| THE PROBLEM |
Print every record below exactly as it stands, but leave out the pictures.
------------
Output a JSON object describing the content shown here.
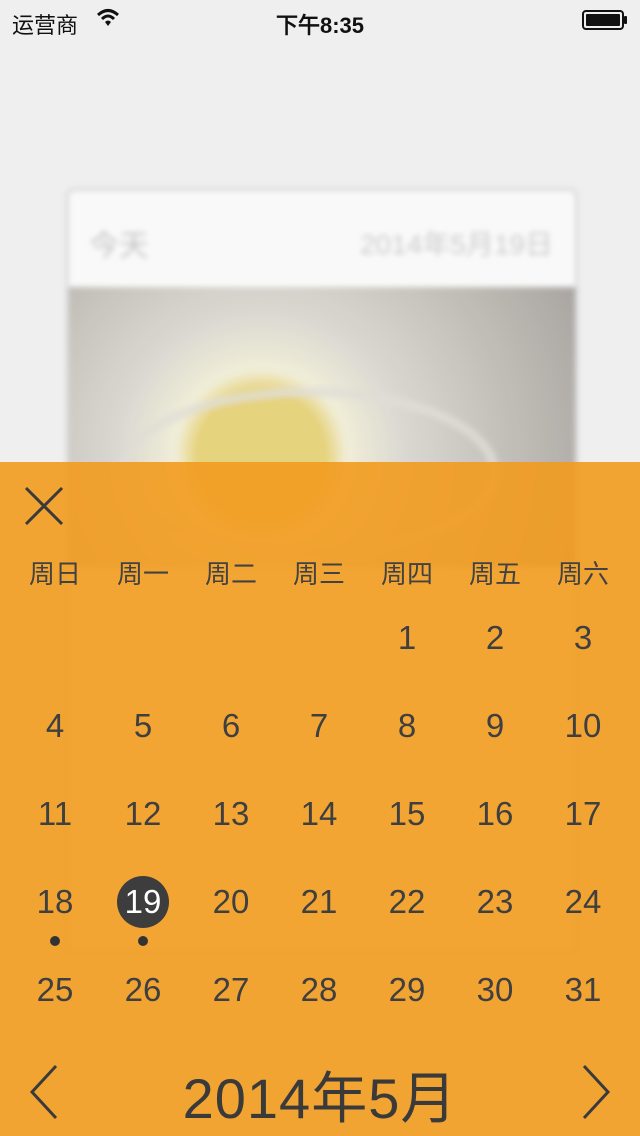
{
  "status_bar": {
    "carrier": "运营商",
    "time": "下午8:35"
  },
  "background_card": {
    "today_label": "今天",
    "date": "2014年5月19日"
  },
  "calendar": {
    "weekdays": [
      "周日",
      "周一",
      "周二",
      "周三",
      "周四",
      "周五",
      "周六"
    ],
    "leading_blanks": 4,
    "days": [
      {
        "n": "1"
      },
      {
        "n": "2"
      },
      {
        "n": "3"
      },
      {
        "n": "4"
      },
      {
        "n": "5"
      },
      {
        "n": "6"
      },
      {
        "n": "7"
      },
      {
        "n": "8"
      },
      {
        "n": "9"
      },
      {
        "n": "10"
      },
      {
        "n": "11"
      },
      {
        "n": "12"
      },
      {
        "n": "13"
      },
      {
        "n": "14"
      },
      {
        "n": "15"
      },
      {
        "n": "16"
      },
      {
        "n": "17"
      },
      {
        "n": "18",
        "dot": true
      },
      {
        "n": "19",
        "selected": true,
        "dot": true
      },
      {
        "n": "20"
      },
      {
        "n": "21"
      },
      {
        "n": "22"
      },
      {
        "n": "23"
      },
      {
        "n": "24"
      },
      {
        "n": "25"
      },
      {
        "n": "26"
      },
      {
        "n": "27"
      },
      {
        "n": "28"
      },
      {
        "n": "29"
      },
      {
        "n": "30"
      },
      {
        "n": "31"
      }
    ],
    "month_label": "2014年5月",
    "accent_color": "#f29b1e",
    "selected_color": "#3d3d3d"
  },
  "icons": {
    "close": "close-icon",
    "prev": "chevron-left-icon",
    "next": "chevron-right-icon",
    "wifi": "wifi-icon",
    "battery": "battery-icon"
  }
}
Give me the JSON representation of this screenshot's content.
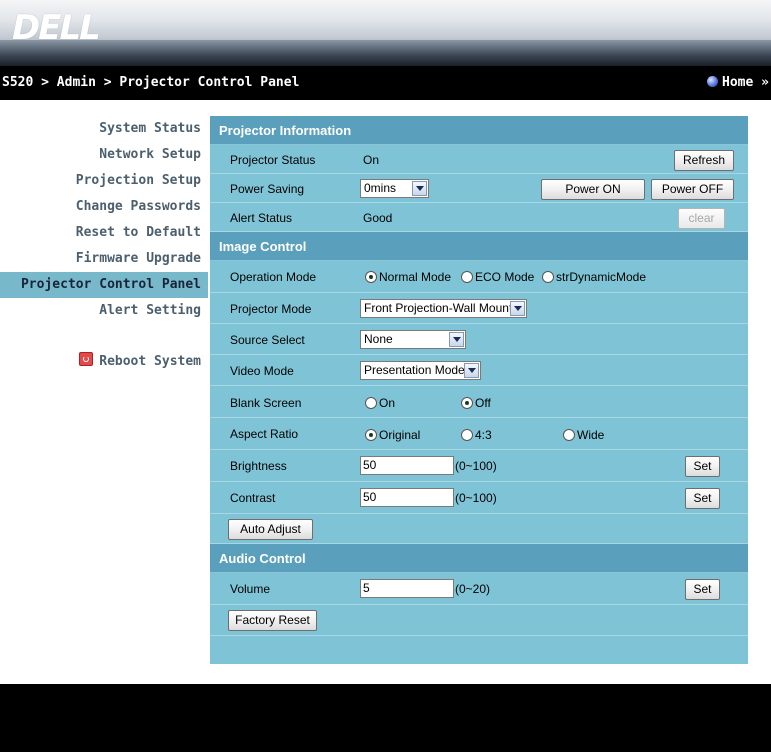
{
  "brand": "DELL",
  "breadcrumb": "S520 > Admin > Projector Control Panel",
  "home_label": "Home »",
  "sidebar": {
    "items": [
      {
        "label": "System Status"
      },
      {
        "label": "Network Setup"
      },
      {
        "label": "Projection Setup"
      },
      {
        "label": "Change Passwords"
      },
      {
        "label": "Reset to Default"
      },
      {
        "label": "Firmware Upgrade"
      },
      {
        "label": "Projector Control Panel"
      },
      {
        "label": "Alert Setting"
      }
    ],
    "active_index": 6,
    "reboot_label": "Reboot System"
  },
  "projector_info": {
    "title": "Projector Information",
    "status_label": "Projector Status",
    "status_value": "On",
    "refresh_button": "Refresh",
    "power_saving_label": "Power Saving",
    "power_saving_value": "0mins",
    "power_on_button": "Power ON",
    "power_off_button": "Power OFF",
    "alert_label": "Alert Status",
    "alert_value": "Good",
    "clear_button": "clear"
  },
  "image_control": {
    "title": "Image Control",
    "operation_mode_label": "Operation Mode",
    "operation_modes": [
      "Normal Mode",
      "ECO Mode",
      "strDynamicMode"
    ],
    "operation_mode_selected": 0,
    "projector_mode_label": "Projector Mode",
    "projector_mode_value": "Front Projection-Wall Mount",
    "source_select_label": "Source Select",
    "source_select_value": "None",
    "video_mode_label": "Video Mode",
    "video_mode_value": "Presentation Mode",
    "blank_screen_label": "Blank Screen",
    "blank_options": [
      "On",
      "Off"
    ],
    "blank_selected": 1,
    "aspect_label": "Aspect Ratio",
    "aspect_options": [
      "Original",
      "4:3",
      "Wide"
    ],
    "aspect_selected": 0,
    "brightness_label": "Brightness",
    "brightness_value": "50",
    "brightness_range": "(0~100)",
    "contrast_label": "Contrast",
    "contrast_value": "50",
    "contrast_range": "(0~100)",
    "set_button": "Set",
    "auto_adjust_button": "Auto Adjust"
  },
  "audio_control": {
    "title": "Audio Control",
    "volume_label": "Volume",
    "volume_value": "5",
    "volume_range": "(0~20)",
    "set_button": "Set",
    "factory_reset_button": "Factory Reset"
  },
  "colors": {
    "panel": "#7fc4d6",
    "section_header": "#5a9fbb",
    "sidebar_active": "#77b8cb",
    "sidebar_text": "#4c5f6e"
  }
}
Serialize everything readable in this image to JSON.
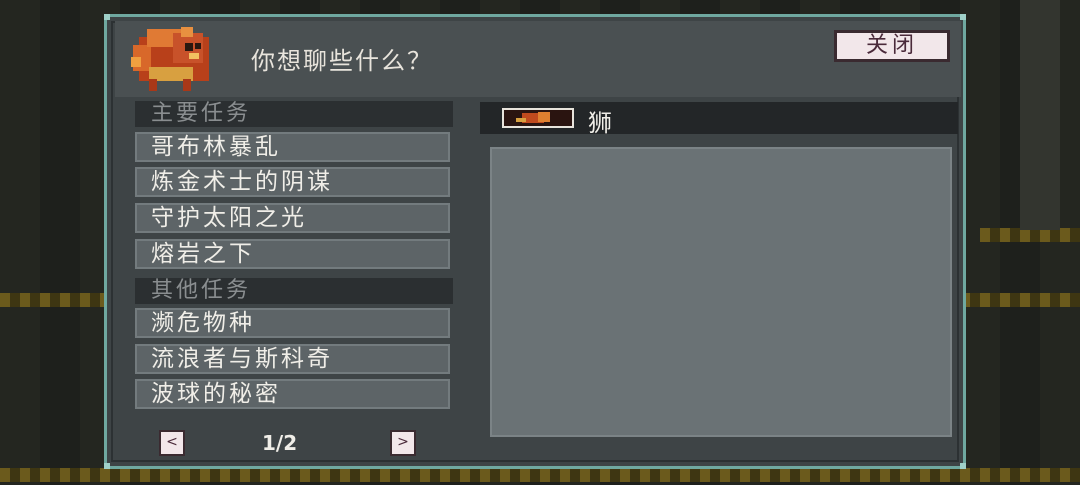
{
  "dialog": {
    "title": "你想聊些什么？",
    "close_label": "关闭"
  },
  "quests": {
    "main_header": "主要任务",
    "main_items": [
      "哥布林暴乱",
      "炼金术士的阴谋",
      "守护太阳之光",
      "熔岩之下"
    ],
    "other_header": "其他任务",
    "other_items": [
      "濒危物种",
      "流浪者与斯科奇",
      "波球的秘密"
    ]
  },
  "npc": {
    "icon": "lion-icon",
    "name": "狮"
  },
  "pagination": {
    "prev_icon": "chevron-left-icon",
    "next_icon": "chevron-right-icon",
    "prev_glyph": "<",
    "next_glyph": ">",
    "page_label": "1/2"
  },
  "colors": {
    "frame": "#6fa8a0",
    "panel": "#3e4446",
    "button_bg": "#f2e7ea"
  }
}
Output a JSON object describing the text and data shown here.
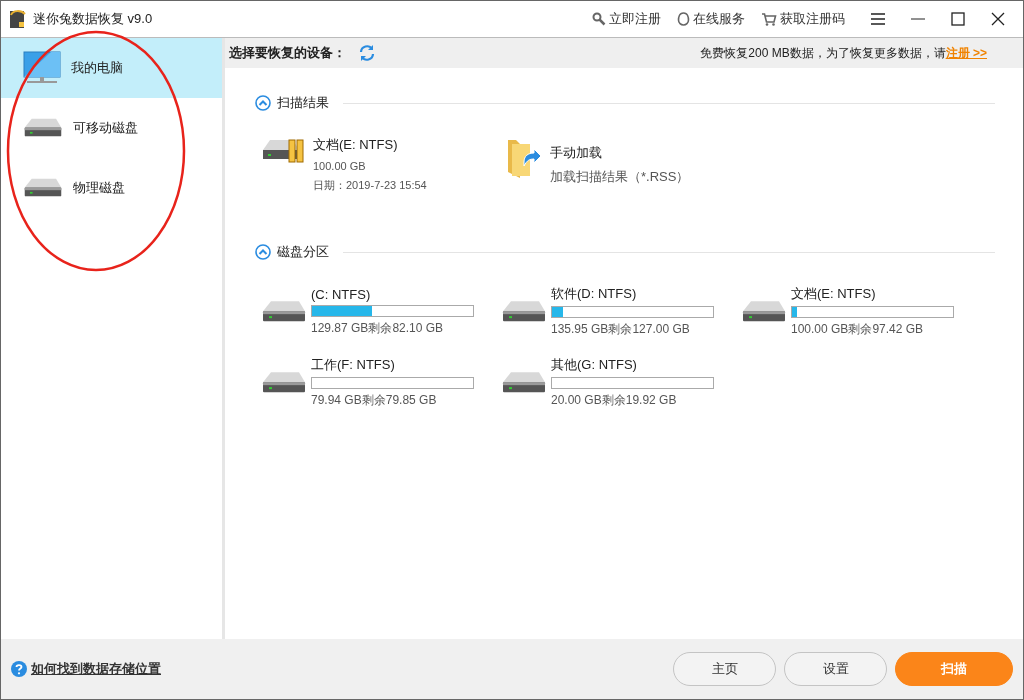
{
  "window": {
    "title": "迷你兔数据恢复 v9.0",
    "actions": [
      {
        "label": "立即注册",
        "kind": "key"
      },
      {
        "label": "在线服务",
        "kind": "support"
      },
      {
        "label": "获取注册码",
        "kind": "cart"
      }
    ]
  },
  "sidebar": {
    "items": [
      {
        "label": "我的电脑",
        "kind": "computer",
        "selected": true
      },
      {
        "label": "可移动磁盘",
        "kind": "drive",
        "selected": false
      },
      {
        "label": "物理磁盘",
        "kind": "drive",
        "selected": false
      }
    ]
  },
  "device_bar": {
    "label": "选择要恢复的设备：",
    "notice": "免费恢复200 MB数据，为了恢复更多数据，请",
    "notice_link": "注册 >>"
  },
  "scan_results": {
    "title": "扫描结果",
    "items": [
      {
        "kind": "drive",
        "name": "文档(E: NTFS)",
        "size": "100.00 GB",
        "date": "日期：2019-7-23 15:54"
      },
      {
        "kind": "load",
        "name": "手动加载",
        "description": "加载扫描结果（*.RSS）"
      }
    ]
  },
  "partitions": {
    "title": "磁盘分区",
    "items": [
      {
        "name": "(C: NTFS)",
        "level": 0.37,
        "usage": "129.87 GB剩余82.10 GB"
      },
      {
        "name": "软件(D: NTFS)",
        "level": 0.07,
        "usage": "135.95 GB剩余127.00 GB"
      },
      {
        "name": "文档(E: NTFS)",
        "level": 0.03,
        "usage": "100.00 GB剩余97.42 GB"
      },
      {
        "name": "工作(F: NTFS)",
        "level": 0,
        "usage": "79.94 GB剩余79.85 GB"
      },
      {
        "name": "其他(G: NTFS)",
        "level": 0,
        "usage": "20.00 GB剩余19.92 GB"
      }
    ]
  },
  "footer": {
    "help_link": "如何找到数据存储位置",
    "buttons": [
      {
        "label": "主页",
        "kind": "secondary"
      },
      {
        "label": "设置",
        "kind": "secondary"
      },
      {
        "label": "扫描",
        "kind": "primary"
      }
    ]
  }
}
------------
| THE ANSWER |
Output a JSON object describing the content shown here.
{
  "status_bar": {
    "carrier": "运营商",
    "time": "下午8:35"
  },
  "background_card": {
    "today_label": "今天",
    "date": "2014年5月19日"
  },
  "calendar": {
    "weekdays": [
      "周日",
      "周一",
      "周二",
      "周三",
      "周四",
      "周五",
      "周六"
    ],
    "leading_blanks": 4,
    "days": [
      {
        "n": "1"
      },
      {
        "n": "2"
      },
      {
        "n": "3"
      },
      {
        "n": "4"
      },
      {
        "n": "5"
      },
      {
        "n": "6"
      },
      {
        "n": "7"
      },
      {
        "n": "8"
      },
      {
        "n": "9"
      },
      {
        "n": "10"
      },
      {
        "n": "11"
      },
      {
        "n": "12"
      },
      {
        "n": "13"
      },
      {
        "n": "14"
      },
      {
        "n": "15"
      },
      {
        "n": "16"
      },
      {
        "n": "17"
      },
      {
        "n": "18",
        "dot": true
      },
      {
        "n": "19",
        "selected": true,
        "dot": true
      },
      {
        "n": "20"
      },
      {
        "n": "21"
      },
      {
        "n": "22"
      },
      {
        "n": "23"
      },
      {
        "n": "24"
      },
      {
        "n": "25"
      },
      {
        "n": "26"
      },
      {
        "n": "27"
      },
      {
        "n": "28"
      },
      {
        "n": "29"
      },
      {
        "n": "30"
      },
      {
        "n": "31"
      }
    ],
    "month_label": "2014年5月",
    "accent_color": "#f29b1e",
    "selected_color": "#3d3d3d"
  },
  "icons": {
    "close": "close-icon",
    "prev": "chevron-left-icon",
    "next": "chevron-right-icon",
    "wifi": "wifi-icon",
    "battery": "battery-icon"
  }
}
Give me the JSON representation of this screenshot's content.
{
  "brand": "DELL",
  "breadcrumb": "S520 > Admin > Projector Control Panel",
  "home_label": "Home »",
  "sidebar": {
    "items": [
      {
        "label": "System Status"
      },
      {
        "label": "Network Setup"
      },
      {
        "label": "Projection Setup"
      },
      {
        "label": "Change Passwords"
      },
      {
        "label": "Reset to Default"
      },
      {
        "label": "Firmware Upgrade"
      },
      {
        "label": "Projector Control Panel"
      },
      {
        "label": "Alert Setting"
      }
    ],
    "active_index": 6,
    "reboot_label": "Reboot System"
  },
  "projector_info": {
    "title": "Projector Information",
    "status_label": "Projector Status",
    "status_value": "On",
    "refresh_button": "Refresh",
    "power_saving_label": "Power Saving",
    "power_saving_value": "0mins",
    "power_on_button": "Power ON",
    "power_off_button": "Power OFF",
    "alert_label": "Alert Status",
    "alert_value": "Good",
    "clear_button": "clear"
  },
  "image_control": {
    "title": "Image Control",
    "operation_mode_label": "Operation Mode",
    "operation_modes": [
      "Normal Mode",
      "ECO Mode",
      "strDynamicMode"
    ],
    "operation_mode_selected": 0,
    "projector_mode_label": "Projector Mode",
    "projector_mode_value": "Front Projection-Wall Mount",
    "source_select_label": "Source Select",
    "source_select_value": "None",
    "video_mode_label": "Video Mode",
    "video_mode_value": "Presentation Mode",
    "blank_screen_label": "Blank Screen",
    "blank_options": [
      "On",
      "Off"
    ],
    "blank_selected": 1,
    "aspect_label": "Aspect Ratio",
    "aspect_options": [
      "Original",
      "4:3",
      "Wide"
    ],
    "aspect_selected": 0,
    "brightness_label": "Brightness",
    "brightness_value": "50",
    "brightness_range": "(0~100)",
    "contrast_label": "Contrast",
    "contrast_value": "50",
    "contrast_range": "(0~100)",
    "set_button": "Set",
    "auto_adjust_button": "Auto Adjust"
  },
  "audio_control": {
    "title": "Audio Control",
    "volume_label": "Volume",
    "volume_value": "5",
    "volume_range": "(0~20)",
    "set_button": "Set",
    "factory_reset_button": "Factory Reset"
  },
  "colors": {
    "panel": "#7fc4d6",
    "section_header": "#5a9fbb",
    "sidebar_active": "#77b8cb",
    "sidebar_text": "#4c5f6e"
  }
}
Serialize everything readable in this image to JSON.
{
  "dialog": {
    "title": "你想聊些什么？",
    "close_label": "关闭"
  },
  "quests": {
    "main_header": "主要任务",
    "main_items": [
      "哥布林暴乱",
      "炼金术士的阴谋",
      "守护太阳之光",
      "熔岩之下"
    ],
    "other_header": "其他任务",
    "other_items": [
      "濒危物种",
      "流浪者与斯科奇",
      "波球的秘密"
    ]
  },
  "npc": {
    "icon": "lion-icon",
    "name": "狮"
  },
  "pagination": {
    "prev_icon": "chevron-left-icon",
    "next_icon": "chevron-right-icon",
    "prev_glyph": "<",
    "next_glyph": ">",
    "page_label": "1/2"
  },
  "colors": {
    "frame": "#6fa8a0",
    "panel": "#3e4446",
    "button_bg": "#f2e7ea"
  }
}
Output a JSON object describing the text and data shown here.
{
  "window": {
    "title": "迷你兔数据恢复 v9.0",
    "actions": [
      {
        "label": "立即注册",
        "kind": "key"
      },
      {
        "label": "在线服务",
        "kind": "support"
      },
      {
        "label": "获取注册码",
        "kind": "cart"
      }
    ]
  },
  "sidebar": {
    "items": [
      {
        "label": "我的电脑",
        "kind": "computer",
        "selected": true
      },
      {
        "label": "可移动磁盘",
        "kind": "drive",
        "selected": false
      },
      {
        "label": "物理磁盘",
        "kind": "drive",
        "selected": false
      }
    ]
  },
  "device_bar": {
    "label": "选择要恢复的设备：",
    "notice": "免费恢复200 MB数据，为了恢复更多数据，请",
    "notice_link": "注册 >>"
  },
  "scan_results": {
    "title": "扫描结果",
    "items": [
      {
        "kind": "drive",
        "name": "文档(E: NTFS)",
        "size": "100.00 GB",
        "date": "日期：2019-7-23 15:54"
      },
      {
        "kind": "load",
        "name": "手动加载",
        "description": "加载扫描结果（*.RSS）"
      }
    ]
  },
  "partitions": {
    "title": "磁盘分区",
    "items": [
      {
        "name": "(C: NTFS)",
        "level": 0.37,
        "usage": "129.87 GB剩余82.10 GB"
      },
      {
        "name": "软件(D: NTFS)",
        "level": 0.07,
        "usage": "135.95 GB剩余127.00 GB"
      },
      {
        "name": "文档(E: NTFS)",
        "level": 0.03,
        "usage": "100.00 GB剩余97.42 GB"
      },
      {
        "name": "工作(F: NTFS)",
        "level": 0,
        "usage": "79.94 GB剩余79.85 GB"
      },
      {
        "name": "其他(G: NTFS)",
        "level": 0,
        "usage": "20.00 GB剩余19.92 GB"
      }
    ]
  },
  "footer": {
    "help_link": "如何找到数据存储位置",
    "buttons": [
      {
        "label": "主页",
        "kind": "secondary"
      },
      {
        "label": "设置",
        "kind": "secondary"
      },
      {
        "label": "扫描",
        "kind": "primary"
      }
    ]
  }
}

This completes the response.